TOKYO May 30 The Bank of Japan should provide
more information about its asset purchases beyond end-2014 to
enhance transparency of its policy, the International Monetary
Fund said on Friday.
With Japan making steady progress in accelerating inflation,
the central bank does not need to expand stimulus further now
and should preserve its policy space to address future downside
risks, the IMF said in its concluding statement after its annual
Article 4 meeting with Japanese officials.
"However, the current aggressive pace of monetary easing may
need to be maintained for an extended period, suggesting that
providing more information about asset purchases beyond end-2014
could further enhance transparency," it said.
While the BOJ's stimulus is delivering anticipated effects,
Japan will see consumer inflation reach 2 percent by 2017, later
than envisaged by the central bank, because the narrowing of the
output gap and heightening of inflation expectations will be
more gradual than BOJ projections, the IMF said.
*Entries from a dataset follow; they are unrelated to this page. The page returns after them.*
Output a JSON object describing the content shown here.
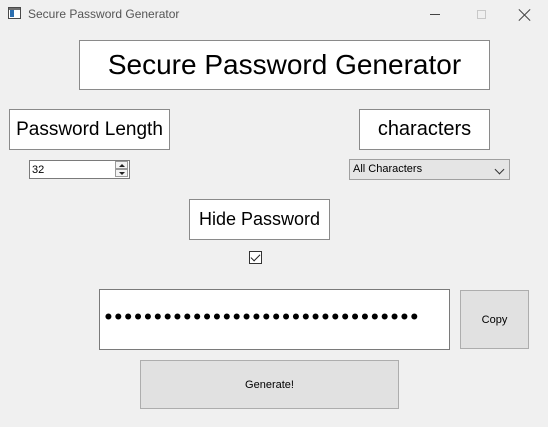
{
  "window": {
    "title": "Secure Password Generator"
  },
  "heading": "Secure Password Generator",
  "length": {
    "label": "Password Length",
    "value": "32"
  },
  "characters": {
    "label": "characters",
    "selected": "All Characters"
  },
  "hide": {
    "label": "Hide Password",
    "checked": true
  },
  "password": {
    "masked": "••••••••••••••••••••••••••••••••"
  },
  "buttons": {
    "copy": "Copy",
    "generate": "Generate!"
  }
}
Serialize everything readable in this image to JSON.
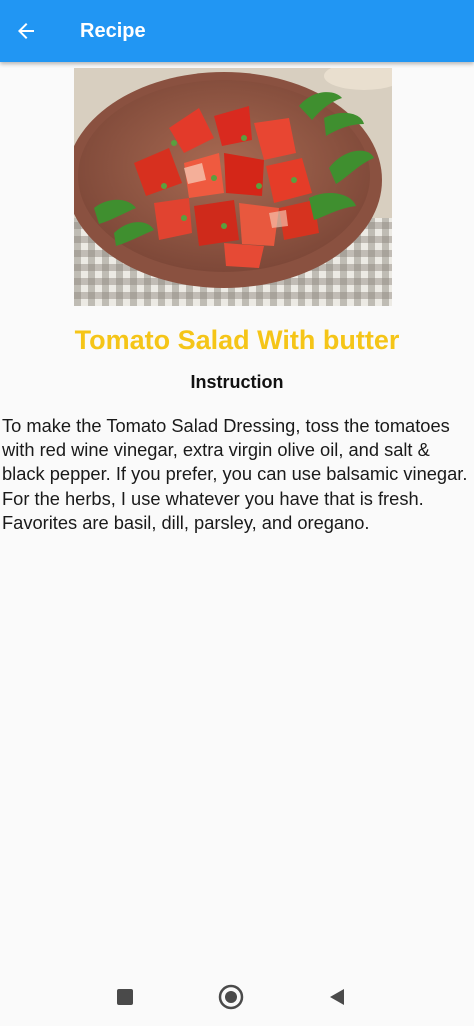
{
  "app_bar": {
    "title": "Recipe",
    "color": "#2196f3",
    "back_icon": "arrow-left-icon"
  },
  "recipe": {
    "image_alt": "tomato-salad-photo",
    "title": "Tomato Salad With butter",
    "title_color": "#f5c518",
    "section_heading": "Instruction",
    "instructions": "To make the Tomato Salad Dressing, toss the tomatoes with red wine vinegar, extra virgin olive oil, and salt & black pepper. If you prefer, you can use balsamic vinegar. For the herbs, I use whatever you have that is fresh. Favorites are basil, dill, parsley, and oregano."
  },
  "system_nav": {
    "recents_icon": "square-icon",
    "home_icon": "circle-icon",
    "back_icon": "triangle-back-icon"
  }
}
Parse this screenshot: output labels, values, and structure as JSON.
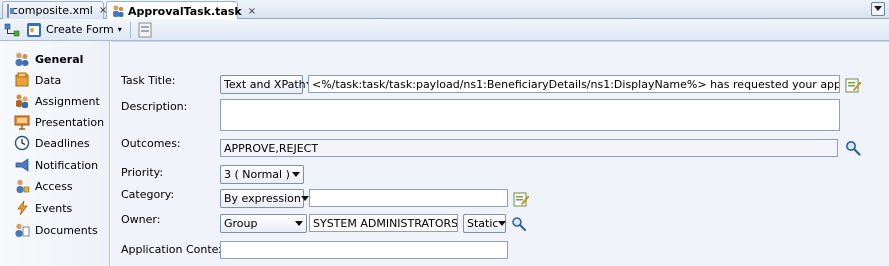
{
  "tabs": [
    {
      "label": "composite.xml",
      "close": "×"
    },
    {
      "label": "ApprovalTask.task",
      "close": "×"
    }
  ],
  "toolbar": {
    "create_form_label": "Create Form",
    "create_form_arrow": "▾"
  },
  "nav": {
    "items": [
      {
        "label": "General",
        "icon": "users-icon"
      },
      {
        "label": "Data",
        "icon": "data-icon"
      },
      {
        "label": "Assignment",
        "icon": "assignment-icon"
      },
      {
        "label": "Presentation",
        "icon": "presentation-icon"
      },
      {
        "label": "Deadlines",
        "icon": "clock-icon"
      },
      {
        "label": "Notification",
        "icon": "megaphone-icon"
      },
      {
        "label": "Access",
        "icon": "access-icon"
      },
      {
        "label": "Events",
        "icon": "lightning-icon"
      },
      {
        "label": "Documents",
        "icon": "documents-icon"
      }
    ]
  },
  "form": {
    "task_title": {
      "label": "Task Title:",
      "mode": "Text and XPath",
      "value": "<%/task:task/task:payload/ns1:BeneficiaryDetails/ns1:DisplayName%> has requested your approval"
    },
    "description": {
      "label": "Description:",
      "value": ""
    },
    "outcomes": {
      "label": "Outcomes:",
      "value": "APPROVE,REJECT"
    },
    "priority": {
      "label": "Priority:",
      "value": "3  ( Normal )"
    },
    "category": {
      "label": "Category:",
      "mode": "By expression",
      "value": ""
    },
    "owner": {
      "label": "Owner:",
      "type": "Group",
      "value": "SYSTEM ADMINISTRATORS",
      "static": "Static"
    },
    "application_context": {
      "label": "Application Context:",
      "value": ""
    }
  },
  "colors": {
    "accent": "#5f86c4",
    "border": "#8ea0b6",
    "panel": "#f0f4fa"
  }
}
The BOJ deployed an intense burst of monetary stimulus in
April of last year, pledging to double base money via aggressive
asset purchases to achieve its 2 percent inflation target in
roughly two years.
BOJ Governor Haruhiko Kuroda has voiced confidence that the
central bank's price target will be met sometime next year.
The central bank has disclosed the pace of asset purchases
for meeting its balance sheet target up to the end of this year,
but has been silent on whether that pace will be maintained
beyond next year for fear of binding its hands on future policy.
The BOJ should act quickly if inflation or inflation
expectations stagnate, or if economic growth disappoints, the
IMF said, adding that possible options include expanding
purchases of private assets or government bonds, or further
lengthening the maturities of assets it purchases, the statement
Another option would be to expand a separate funding scheme
the BOJ has in place to encourage financial institutions to
boost lending by offering cheap, long-term funds, the IMF said.
The global lending institution, however, warned of the risks
of overburdening monetary policy and said that when an exit from
the ultra-loose monetary policy comes into sight, the BOJ should
clarify the conditions under which it will determine that its
price target has been achieved.
(Reporting by Leika Kihara; Editing by Edmund Klamann)